Instructions to follow =>
Please copy out each line of the entries in which "this" appears.

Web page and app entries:
==================================================

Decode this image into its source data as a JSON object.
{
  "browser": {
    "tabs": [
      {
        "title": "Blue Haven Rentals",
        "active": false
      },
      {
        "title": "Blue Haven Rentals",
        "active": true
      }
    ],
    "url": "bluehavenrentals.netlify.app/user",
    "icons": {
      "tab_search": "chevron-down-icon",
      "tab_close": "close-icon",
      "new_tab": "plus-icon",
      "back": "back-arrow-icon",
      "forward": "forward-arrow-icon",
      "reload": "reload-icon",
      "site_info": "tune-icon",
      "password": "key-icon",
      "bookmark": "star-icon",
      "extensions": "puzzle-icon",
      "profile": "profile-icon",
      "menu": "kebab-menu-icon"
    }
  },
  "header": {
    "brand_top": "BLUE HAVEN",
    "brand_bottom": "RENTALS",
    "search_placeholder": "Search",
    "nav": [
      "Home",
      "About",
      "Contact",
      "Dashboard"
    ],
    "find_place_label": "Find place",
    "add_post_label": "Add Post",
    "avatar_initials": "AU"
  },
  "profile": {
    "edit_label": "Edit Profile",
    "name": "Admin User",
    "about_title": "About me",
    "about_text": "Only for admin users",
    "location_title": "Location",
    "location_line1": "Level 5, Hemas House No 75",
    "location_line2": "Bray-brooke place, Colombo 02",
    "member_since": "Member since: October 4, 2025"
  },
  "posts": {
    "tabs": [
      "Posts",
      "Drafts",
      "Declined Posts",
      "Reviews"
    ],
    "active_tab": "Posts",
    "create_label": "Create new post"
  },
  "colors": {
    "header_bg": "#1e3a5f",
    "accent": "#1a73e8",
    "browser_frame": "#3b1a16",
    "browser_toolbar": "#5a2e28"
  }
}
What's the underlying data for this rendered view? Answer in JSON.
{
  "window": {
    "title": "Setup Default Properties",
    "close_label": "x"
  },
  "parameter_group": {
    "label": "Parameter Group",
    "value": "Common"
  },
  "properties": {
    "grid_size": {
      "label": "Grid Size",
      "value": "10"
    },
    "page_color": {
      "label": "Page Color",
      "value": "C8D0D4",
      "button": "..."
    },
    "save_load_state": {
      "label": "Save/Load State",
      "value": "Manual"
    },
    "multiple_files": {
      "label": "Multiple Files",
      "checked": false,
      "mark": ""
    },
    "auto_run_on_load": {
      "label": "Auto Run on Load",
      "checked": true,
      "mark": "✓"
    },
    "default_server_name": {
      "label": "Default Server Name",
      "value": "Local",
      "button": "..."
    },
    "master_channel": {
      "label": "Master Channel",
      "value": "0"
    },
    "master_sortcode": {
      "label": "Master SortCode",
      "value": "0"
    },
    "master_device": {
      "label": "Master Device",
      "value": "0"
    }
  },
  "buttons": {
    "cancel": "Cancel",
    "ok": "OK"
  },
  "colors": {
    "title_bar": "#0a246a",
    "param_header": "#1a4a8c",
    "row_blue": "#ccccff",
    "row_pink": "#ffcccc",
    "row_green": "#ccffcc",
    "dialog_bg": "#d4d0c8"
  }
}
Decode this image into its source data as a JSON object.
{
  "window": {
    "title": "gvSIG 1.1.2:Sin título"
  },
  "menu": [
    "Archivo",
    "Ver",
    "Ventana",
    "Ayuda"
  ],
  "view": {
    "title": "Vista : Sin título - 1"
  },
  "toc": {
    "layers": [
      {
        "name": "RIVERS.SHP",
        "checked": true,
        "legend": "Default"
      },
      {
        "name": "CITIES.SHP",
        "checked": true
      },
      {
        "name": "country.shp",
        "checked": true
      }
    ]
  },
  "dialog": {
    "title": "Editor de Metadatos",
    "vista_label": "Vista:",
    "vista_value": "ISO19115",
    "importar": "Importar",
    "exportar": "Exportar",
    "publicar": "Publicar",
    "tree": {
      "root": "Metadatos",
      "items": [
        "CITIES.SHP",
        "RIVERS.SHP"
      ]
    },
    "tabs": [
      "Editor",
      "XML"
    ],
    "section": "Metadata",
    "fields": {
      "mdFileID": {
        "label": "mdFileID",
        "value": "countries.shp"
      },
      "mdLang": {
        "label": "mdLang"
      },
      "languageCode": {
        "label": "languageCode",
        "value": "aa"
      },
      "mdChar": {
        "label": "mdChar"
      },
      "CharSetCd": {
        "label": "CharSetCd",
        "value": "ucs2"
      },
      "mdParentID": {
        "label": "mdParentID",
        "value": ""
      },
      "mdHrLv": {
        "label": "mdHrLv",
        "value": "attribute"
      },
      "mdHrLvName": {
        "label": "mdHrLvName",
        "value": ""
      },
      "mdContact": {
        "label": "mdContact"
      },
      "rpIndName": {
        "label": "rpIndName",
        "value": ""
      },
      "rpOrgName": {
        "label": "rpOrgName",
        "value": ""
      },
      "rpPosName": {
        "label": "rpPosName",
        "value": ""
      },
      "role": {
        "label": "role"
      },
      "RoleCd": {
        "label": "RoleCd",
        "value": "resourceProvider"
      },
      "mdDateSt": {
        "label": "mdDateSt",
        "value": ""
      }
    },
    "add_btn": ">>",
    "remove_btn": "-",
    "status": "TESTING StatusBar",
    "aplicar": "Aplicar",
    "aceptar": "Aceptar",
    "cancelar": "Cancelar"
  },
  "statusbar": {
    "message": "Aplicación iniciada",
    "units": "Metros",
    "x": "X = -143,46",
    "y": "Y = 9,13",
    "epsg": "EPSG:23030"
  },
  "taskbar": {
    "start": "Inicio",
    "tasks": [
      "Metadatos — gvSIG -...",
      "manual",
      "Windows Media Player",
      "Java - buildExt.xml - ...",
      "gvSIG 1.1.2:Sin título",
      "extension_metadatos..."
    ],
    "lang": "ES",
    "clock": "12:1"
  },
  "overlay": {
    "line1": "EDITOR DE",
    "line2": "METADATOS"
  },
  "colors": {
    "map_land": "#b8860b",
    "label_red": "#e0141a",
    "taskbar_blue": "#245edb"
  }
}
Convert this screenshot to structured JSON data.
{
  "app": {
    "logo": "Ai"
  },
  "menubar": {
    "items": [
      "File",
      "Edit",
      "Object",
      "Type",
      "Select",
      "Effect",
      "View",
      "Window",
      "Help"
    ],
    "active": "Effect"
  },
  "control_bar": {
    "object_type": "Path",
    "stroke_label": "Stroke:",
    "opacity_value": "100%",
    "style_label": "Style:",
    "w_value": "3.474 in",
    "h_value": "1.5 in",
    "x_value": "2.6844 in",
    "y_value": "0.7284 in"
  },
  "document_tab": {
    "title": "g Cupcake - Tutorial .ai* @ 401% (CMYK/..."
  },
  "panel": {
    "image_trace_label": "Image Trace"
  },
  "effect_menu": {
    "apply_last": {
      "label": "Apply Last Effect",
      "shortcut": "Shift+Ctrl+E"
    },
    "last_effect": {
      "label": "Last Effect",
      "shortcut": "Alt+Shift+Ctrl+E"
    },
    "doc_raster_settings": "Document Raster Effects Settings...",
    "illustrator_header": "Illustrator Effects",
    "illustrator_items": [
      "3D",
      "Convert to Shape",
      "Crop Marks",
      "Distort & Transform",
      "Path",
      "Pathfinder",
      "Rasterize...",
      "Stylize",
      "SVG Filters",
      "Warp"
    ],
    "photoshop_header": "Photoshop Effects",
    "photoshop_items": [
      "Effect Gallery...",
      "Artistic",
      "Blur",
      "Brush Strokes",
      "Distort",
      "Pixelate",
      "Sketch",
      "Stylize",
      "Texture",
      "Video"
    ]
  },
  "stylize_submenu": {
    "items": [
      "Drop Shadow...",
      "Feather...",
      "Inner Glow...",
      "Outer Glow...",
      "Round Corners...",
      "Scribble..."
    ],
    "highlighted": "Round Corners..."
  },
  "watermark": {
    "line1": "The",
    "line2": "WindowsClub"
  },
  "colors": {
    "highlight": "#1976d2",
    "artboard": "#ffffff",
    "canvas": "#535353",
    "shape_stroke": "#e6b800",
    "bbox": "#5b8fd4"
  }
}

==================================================

Answer box =>
Decode this image into its source data as a JSON object.
What's the underlying data for this rendered view? Answer in JSON.
Decode this image into its source data as a JSON object.
Convert this screenshot to structured JSON data.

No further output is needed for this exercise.